Perhaps that is why you didn't include it since it is not a whiskey!

sku said...

tanstaafl2, yes I saw that one as well as an oat whiskey. You are correct that buckwheat is not a grain, and there have been other buckwheat whiskeys; Pinchgut Hollow in West Virginia has an aged buckwheat spirit but they don't call it whiskey. It's probably an oversight, but given that the whiskey also includes malt, maybe they argued that the buckwheat was a harmless additive, which is permitted in non-straight whiskeys. My guess would be the former though.

sku said...

I don't include every new whiskey label in the Friday post (sometimes there are more than 40 per week), just the ones that I find interesting. Corsair comes out with new stuff all the time so I don't find it that noteworthy.

And if you're interested, I previously wrote about the issue of what is a grain.

Anonymous said...

Nice job, Benromach: An age statement on a five-year-old.

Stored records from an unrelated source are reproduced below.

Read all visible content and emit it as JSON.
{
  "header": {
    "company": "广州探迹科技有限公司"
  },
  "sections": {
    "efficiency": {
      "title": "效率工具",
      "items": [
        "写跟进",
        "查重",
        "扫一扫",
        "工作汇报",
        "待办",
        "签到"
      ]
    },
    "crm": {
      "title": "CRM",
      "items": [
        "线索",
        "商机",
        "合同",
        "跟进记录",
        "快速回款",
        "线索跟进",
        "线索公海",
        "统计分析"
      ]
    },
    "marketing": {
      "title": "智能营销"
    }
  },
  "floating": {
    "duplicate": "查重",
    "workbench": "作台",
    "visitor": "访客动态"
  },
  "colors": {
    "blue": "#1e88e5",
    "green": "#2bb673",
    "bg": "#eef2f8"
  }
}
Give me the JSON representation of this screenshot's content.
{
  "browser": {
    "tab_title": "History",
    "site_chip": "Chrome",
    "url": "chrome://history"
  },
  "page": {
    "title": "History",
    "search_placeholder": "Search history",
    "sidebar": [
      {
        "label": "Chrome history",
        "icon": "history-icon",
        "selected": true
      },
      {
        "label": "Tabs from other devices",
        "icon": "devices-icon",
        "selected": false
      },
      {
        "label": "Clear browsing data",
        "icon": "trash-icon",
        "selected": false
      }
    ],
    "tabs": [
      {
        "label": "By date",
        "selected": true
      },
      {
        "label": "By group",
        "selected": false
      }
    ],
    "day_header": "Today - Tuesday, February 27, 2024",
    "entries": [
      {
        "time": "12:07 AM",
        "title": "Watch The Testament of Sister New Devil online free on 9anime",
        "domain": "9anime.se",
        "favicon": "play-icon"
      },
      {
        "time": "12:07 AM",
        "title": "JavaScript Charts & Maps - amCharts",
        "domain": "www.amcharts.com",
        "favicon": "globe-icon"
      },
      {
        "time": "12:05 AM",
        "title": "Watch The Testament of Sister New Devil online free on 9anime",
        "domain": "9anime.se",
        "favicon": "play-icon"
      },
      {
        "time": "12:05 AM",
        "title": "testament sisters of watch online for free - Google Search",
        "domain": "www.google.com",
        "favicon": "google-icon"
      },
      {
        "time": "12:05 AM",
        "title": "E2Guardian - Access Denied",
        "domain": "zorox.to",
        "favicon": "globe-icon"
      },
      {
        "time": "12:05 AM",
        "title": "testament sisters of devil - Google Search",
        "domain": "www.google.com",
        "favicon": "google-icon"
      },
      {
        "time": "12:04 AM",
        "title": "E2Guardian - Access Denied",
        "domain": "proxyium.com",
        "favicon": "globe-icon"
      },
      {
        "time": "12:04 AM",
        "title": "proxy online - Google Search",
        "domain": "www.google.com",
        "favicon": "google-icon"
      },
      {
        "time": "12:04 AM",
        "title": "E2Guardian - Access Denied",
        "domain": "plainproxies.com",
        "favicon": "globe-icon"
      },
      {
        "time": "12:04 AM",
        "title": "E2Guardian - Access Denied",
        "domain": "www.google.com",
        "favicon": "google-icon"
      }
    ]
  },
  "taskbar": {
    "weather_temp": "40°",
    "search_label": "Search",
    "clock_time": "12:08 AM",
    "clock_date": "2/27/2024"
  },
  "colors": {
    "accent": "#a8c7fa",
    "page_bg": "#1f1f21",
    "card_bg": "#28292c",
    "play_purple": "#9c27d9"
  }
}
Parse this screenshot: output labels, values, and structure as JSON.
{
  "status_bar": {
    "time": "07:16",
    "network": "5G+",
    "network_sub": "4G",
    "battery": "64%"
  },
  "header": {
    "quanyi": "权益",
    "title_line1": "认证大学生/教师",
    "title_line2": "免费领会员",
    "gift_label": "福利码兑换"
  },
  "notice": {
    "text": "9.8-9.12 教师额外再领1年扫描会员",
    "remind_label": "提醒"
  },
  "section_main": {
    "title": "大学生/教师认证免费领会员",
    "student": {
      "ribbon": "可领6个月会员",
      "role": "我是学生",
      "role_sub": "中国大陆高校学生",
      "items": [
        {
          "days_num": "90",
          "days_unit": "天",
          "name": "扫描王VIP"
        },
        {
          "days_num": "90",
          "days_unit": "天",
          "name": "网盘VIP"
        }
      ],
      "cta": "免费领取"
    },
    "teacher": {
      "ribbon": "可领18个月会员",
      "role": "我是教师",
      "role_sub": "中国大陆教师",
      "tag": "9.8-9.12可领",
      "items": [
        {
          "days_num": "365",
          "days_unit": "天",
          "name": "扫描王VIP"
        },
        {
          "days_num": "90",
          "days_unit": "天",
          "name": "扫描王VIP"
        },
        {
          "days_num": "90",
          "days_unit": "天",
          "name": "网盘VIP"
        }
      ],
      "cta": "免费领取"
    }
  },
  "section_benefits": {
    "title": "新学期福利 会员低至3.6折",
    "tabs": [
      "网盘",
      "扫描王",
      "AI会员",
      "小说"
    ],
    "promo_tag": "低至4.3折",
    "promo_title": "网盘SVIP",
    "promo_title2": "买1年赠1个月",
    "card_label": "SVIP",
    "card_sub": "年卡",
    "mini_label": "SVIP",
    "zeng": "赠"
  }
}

-Ol' Jas

danz said...

"Small batch and reserve" isn't that much of an innovation any more: I have bottles from Knob Creek single barrel reserve [KSBW] small batch and Russell's Reserve small batch single barrel [KSBW].

risenc said...

And Catskill Distilling makes Otay Buckwheat Spirit. I haven't had it, but I love the name. It's one of those too rare examples of distillers having fun their marketing. Seems you see it all the time with beer -- Flying Dog's Raging Bitch IPA, Avery's Maharaja Double IPA -- but so rarely in the spirits world. (Corsair's Rasputin, a distilled Russian Imperial Stout, is another one.)

Darek Bell said...

tanstaafl2, this is Darek Bell, one of the founders of Corsair. I had never heard of Distillerie Des Menhirs before now. I will change the back of our label as clearly they are older than us. Thanks for the catch.